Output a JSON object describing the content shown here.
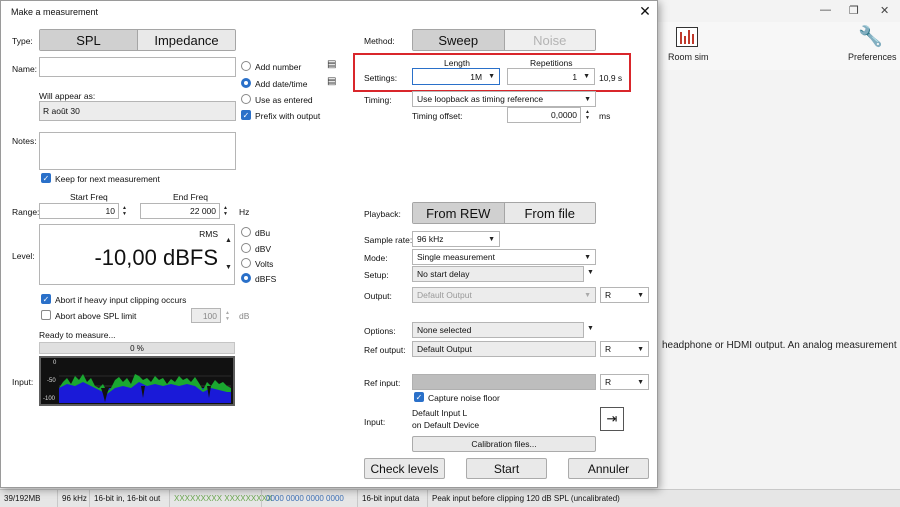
{
  "background": {
    "toolbar": {
      "room_sim": "Room sim",
      "preferences": "Preferences"
    },
    "body_text": "headphone or HDMI output. An analog measurement",
    "statusbar": [
      "39/192MB",
      "96 kHz",
      "16-bit in, 16-bit out",
      "XXXXXXXXX XXXXXXXXX",
      "0000 0000 0000 0000",
      "16-bit input data",
      "Peak input before clipping 120 dB SPL (uncalibrated)"
    ]
  },
  "dialog": {
    "title": "Make a measurement",
    "close": "✕",
    "type_label": "Type:",
    "type_options": [
      "SPL",
      "Impedance"
    ],
    "name_label": "Name:",
    "name_value": "",
    "will_appear_label": "Will appear as:",
    "will_appear_value": "R août 30",
    "name_opts": {
      "add_number": "Add number",
      "add_date": "Add date/time",
      "use_as_entered": "Use as entered",
      "prefix": "Prefix with output"
    },
    "notes_label": "Notes:",
    "keep_label": "Keep for next measurement",
    "start_freq_label": "Start Freq",
    "end_freq_label": "End Freq",
    "range_label": "Range:",
    "start_freq": "10",
    "end_freq": "22 000",
    "hz": "Hz",
    "level_label": "Level:",
    "rms": "RMS",
    "level_value": "-10,00 dBFS",
    "level_units": [
      "dBu",
      "dBV",
      "Volts",
      "dBFS"
    ],
    "abort_clip": "Abort if heavy input clipping occurs",
    "abort_spl": "Abort above SPL limit",
    "spl_limit": "100",
    "db": "dB",
    "ready": "Ready to measure...",
    "progress": "0 %",
    "input_label": "Input:",
    "meter_ticks": [
      "0",
      "-50",
      "-100"
    ],
    "method_label": "Method:",
    "method_options": [
      "Sweep",
      "Noise"
    ],
    "length_label": "Length",
    "repetitions_label": "Repetitions",
    "settings_label": "Settings:",
    "length_value": "1M",
    "repetitions_value": "1",
    "duration": "10,9 s",
    "timing_label": "Timing:",
    "timing_value": "Use loopback as timing reference",
    "timing_offset_label": "Timing offset:",
    "timing_offset": "0,0000",
    "ms": "ms",
    "playback_label": "Playback:",
    "playback_options": [
      "From REW",
      "From file"
    ],
    "sample_rate_label": "Sample rate:",
    "sample_rate": "96 kHz",
    "mode_label": "Mode:",
    "mode": "Single measurement",
    "setup_label": "Setup:",
    "setup": "No start delay",
    "output_label": "Output:",
    "output": "Default Output",
    "output_channel": "R",
    "options_label": "Options:",
    "options": "None selected",
    "ref_output_label": "Ref output:",
    "ref_output": "Default Output",
    "ref_output_channel": "R",
    "ref_input_label": "Ref input:",
    "ref_input_channel": "R",
    "capture_noise": "Capture noise floor",
    "input2_label": "Input:",
    "input_device_1": "Default Input L",
    "input_device_2": "on Default Device",
    "calibration": "Calibration files...",
    "check_levels": "Check levels",
    "start": "Start",
    "cancel": "Annuler"
  }
}
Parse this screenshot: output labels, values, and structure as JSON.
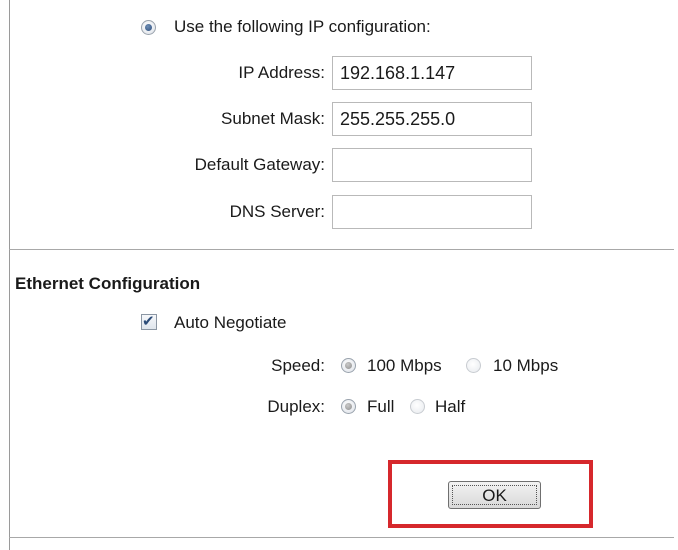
{
  "ip_config": {
    "option_label": "Use the following IP configuration:",
    "option_selected": true,
    "fields": [
      {
        "label": "IP Address:",
        "value": "192.168.1.147"
      },
      {
        "label": "Subnet Mask:",
        "value": "255.255.255.0"
      },
      {
        "label": "Default Gateway:",
        "value": ""
      },
      {
        "label": "DNS Server:",
        "value": ""
      }
    ]
  },
  "ethernet": {
    "title": "Ethernet Configuration",
    "auto_negotiate_label": "Auto Negotiate",
    "auto_negotiate_checked": true,
    "speed": {
      "label": "Speed:",
      "options": [
        "100 Mbps",
        "10 Mbps"
      ],
      "selected": "100 Mbps"
    },
    "duplex": {
      "label": "Duplex:",
      "options": [
        "Full",
        "Half"
      ],
      "selected": "Full"
    }
  },
  "actions": {
    "ok_label": "OK",
    "highlight_color": "#d6282c"
  }
}
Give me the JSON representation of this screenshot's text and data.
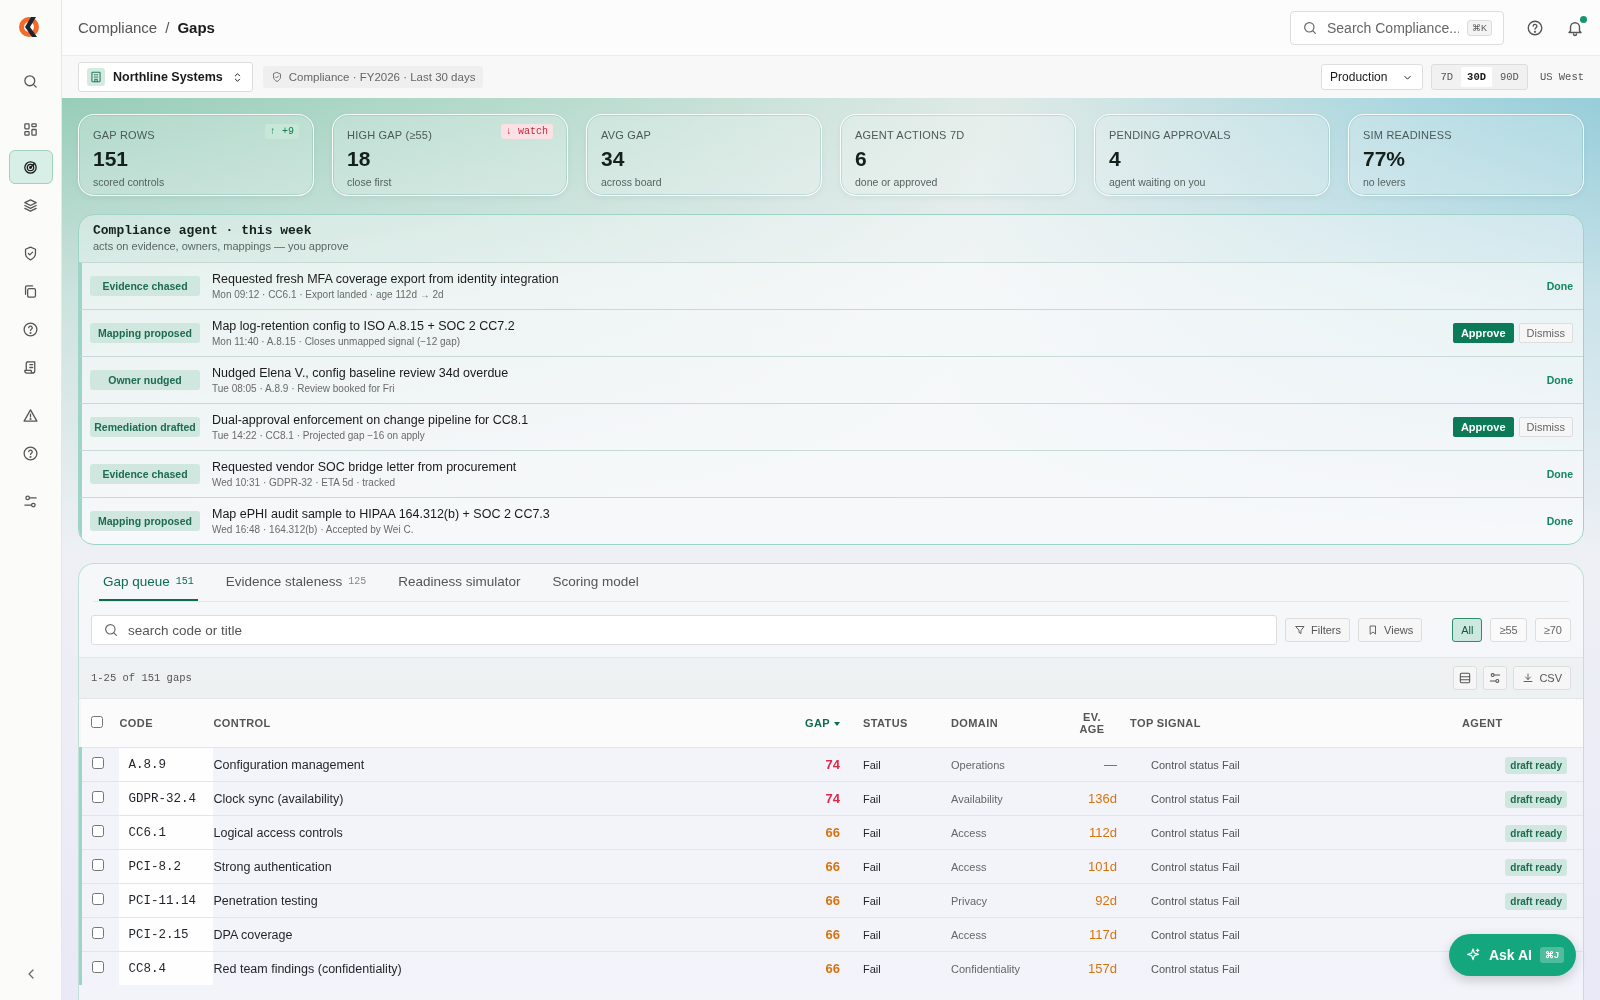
{
  "sidebar": {
    "items": [
      {
        "selected": false
      },
      {
        "selected": false
      },
      {
        "selected": true
      },
      {
        "selected": false
      },
      {
        "selected": false
      },
      {
        "selected": false
      },
      {
        "selected": false
      },
      {
        "selected": false
      },
      {
        "selected": false
      },
      {
        "selected": false
      },
      {
        "selected": false
      }
    ]
  },
  "breadcrumb": {
    "items": [
      "Compliance",
      "Gaps"
    ],
    "separator": "/"
  },
  "search": {
    "placeholder": "Search Compliance...",
    "shortcut": "⌘K"
  },
  "notifications": {
    "unread": true
  },
  "org": {
    "name": "Northline Systems"
  },
  "context": "Compliance · FY2026 · Last 30 days",
  "environment": "Production",
  "ranges": [
    {
      "label": "7D",
      "selected": false
    },
    {
      "label": "30D",
      "selected": true
    },
    {
      "label": "90D",
      "selected": false
    }
  ],
  "region": "US West",
  "kpis": [
    {
      "label": "GAP ROWS",
      "value": "151",
      "sub": "scored controls",
      "badge": {
        "text": "↑ +9",
        "positive": true
      }
    },
    {
      "label": "HIGH GAP (≥55)",
      "value": "18",
      "sub": "close first",
      "badge": {
        "text": "↓ watch",
        "positive": false
      }
    },
    {
      "label": "AVG GAP",
      "value": "34",
      "sub": "across board"
    },
    {
      "label": "AGENT ACTIONS 7D",
      "value": "6",
      "sub": "done or approved"
    },
    {
      "label": "PENDING APPROVALS",
      "value": "4",
      "sub": "agent waiting on you"
    },
    {
      "label": "SIM READINESS",
      "value": "77%",
      "sub": "no levers"
    }
  ],
  "agent": {
    "title": "Compliance agent · this week",
    "subtitle": "acts on evidence, owners, mappings — you approve",
    "actions": [
      {
        "tag": "Evidence chased",
        "title": "Requested fresh MFA coverage export from identity integration",
        "meta": "Mon 09:12 · CC6.1 · Export landed · age 112d → 2d",
        "kind": "done",
        "status": "Done"
      },
      {
        "tag": "Mapping proposed",
        "title": "Map log-retention config to ISO A.8.15 + SOC 2 CC7.2",
        "meta": "Mon 11:40 · A.8.15 · Closes unmapped signal (−12 gap)",
        "kind": "pending",
        "approve": "Approve",
        "dismiss": "Dismiss"
      },
      {
        "tag": "Owner nudged",
        "title": "Nudged Elena V., config baseline review 34d overdue",
        "meta": "Tue 08:05 · A.8.9 · Review booked for Fri",
        "kind": "done",
        "status": "Done"
      },
      {
        "tag": "Remediation drafted",
        "title": "Dual-approval enforcement on change pipeline for CC8.1",
        "meta": "Tue 14:22 · CC8.1 · Projected gap −16 on apply",
        "kind": "pending",
        "approve": "Approve",
        "dismiss": "Dismiss"
      },
      {
        "tag": "Evidence chased",
        "title": "Requested vendor SOC bridge letter from procurement",
        "meta": "Wed 10:31 · GDPR-32 · ETA 5d · tracked",
        "kind": "done",
        "status": "Done"
      },
      {
        "tag": "Mapping proposed",
        "title": "Map ePHI audit sample to HIPAA 164.312(b) + SOC 2 CC7.3",
        "meta": "Wed 16:48 · 164.312(b) · Accepted by Wei C.",
        "kind": "done",
        "status": "Done"
      }
    ]
  },
  "tabs": [
    {
      "label": "Gap queue",
      "count": "151",
      "selected": true
    },
    {
      "label": "Evidence staleness",
      "count": "125",
      "selected": false
    },
    {
      "label": "Readiness simulator",
      "selected": false
    },
    {
      "label": "Scoring model",
      "selected": false
    }
  ],
  "filter": {
    "placeholder": "search code or title",
    "filters": "Filters",
    "views": "Views",
    "thresholds": [
      {
        "label": "All",
        "selected": true
      },
      {
        "label": "≥55",
        "selected": false
      },
      {
        "label": "≥70",
        "selected": false
      }
    ]
  },
  "table": {
    "summary": "1-25 of 151 gaps",
    "export": "CSV",
    "all_checked": false,
    "columns": [
      {
        "label": "CODE",
        "sorted": false
      },
      {
        "label": "CONTROL",
        "sorted": false
      },
      {
        "label": "GAP",
        "sorted": true
      },
      {
        "label": "STATUS",
        "sorted": false
      },
      {
        "label": "DOMAIN",
        "sorted": false
      },
      {
        "label": "EV. AGE",
        "sorted": false
      },
      {
        "label": "TOP SIGNAL",
        "sorted": false
      },
      {
        "label": "AGENT",
        "sorted": false
      }
    ],
    "rows": [
      {
        "checked": false,
        "code": "A.8.9",
        "control": "Configuration management",
        "gap": "74",
        "critical": true,
        "status": "Fail",
        "domain": "Operations",
        "ev_age": "—",
        "evidence_missing": true,
        "top_signal": "Control status Fail",
        "agent": "draft ready"
      },
      {
        "checked": false,
        "code": "GDPR-32.4",
        "control": "Clock sync (availability)",
        "gap": "74",
        "critical": true,
        "status": "Fail",
        "domain": "Availability",
        "ev_age": "136d",
        "evidence_missing": false,
        "top_signal": "Control status Fail",
        "agent": "draft ready"
      },
      {
        "checked": false,
        "code": "CC6.1",
        "control": "Logical access controls",
        "gap": "66",
        "critical": false,
        "status": "Fail",
        "domain": "Access",
        "ev_age": "112d",
        "evidence_missing": false,
        "top_signal": "Control status Fail",
        "agent": "draft ready"
      },
      {
        "checked": false,
        "code": "PCI-8.2",
        "control": "Strong authentication",
        "gap": "66",
        "critical": false,
        "status": "Fail",
        "domain": "Access",
        "ev_age": "101d",
        "evidence_missing": false,
        "top_signal": "Control status Fail",
        "agent": "draft ready"
      },
      {
        "checked": false,
        "code": "PCI-11.14",
        "control": "Penetration testing",
        "gap": "66",
        "critical": false,
        "status": "Fail",
        "domain": "Privacy",
        "ev_age": "92d",
        "evidence_missing": false,
        "top_signal": "Control status Fail",
        "agent": "draft ready"
      },
      {
        "checked": false,
        "code": "PCI-2.15",
        "control": "DPA coverage",
        "gap": "66",
        "critical": false,
        "status": "Fail",
        "domain": "Access",
        "ev_age": "117d",
        "evidence_missing": false,
        "top_signal": "Control status Fail"
      },
      {
        "checked": false,
        "code": "CC8.4",
        "control": "Red team findings (confidentiality)",
        "gap": "66",
        "critical": false,
        "status": "Fail",
        "domain": "Confidentiality",
        "ev_age": "157d",
        "evidence_missing": false,
        "top_signal": "Control status Fail"
      }
    ]
  },
  "assistant": {
    "label": "Ask AI",
    "shortcut": "⌘J"
  }
}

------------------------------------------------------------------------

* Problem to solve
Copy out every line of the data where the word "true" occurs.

* Solution for this task
    "option_selected": true,
    "auto_negotiate_checked": true,
        "selected": true
    "unread": true
      "selected": true
        "positive": true
      "selected": true
        "selected": true
        "sorted": true
        "critical": true,
        "evidence_missing": true,
        "critical": true,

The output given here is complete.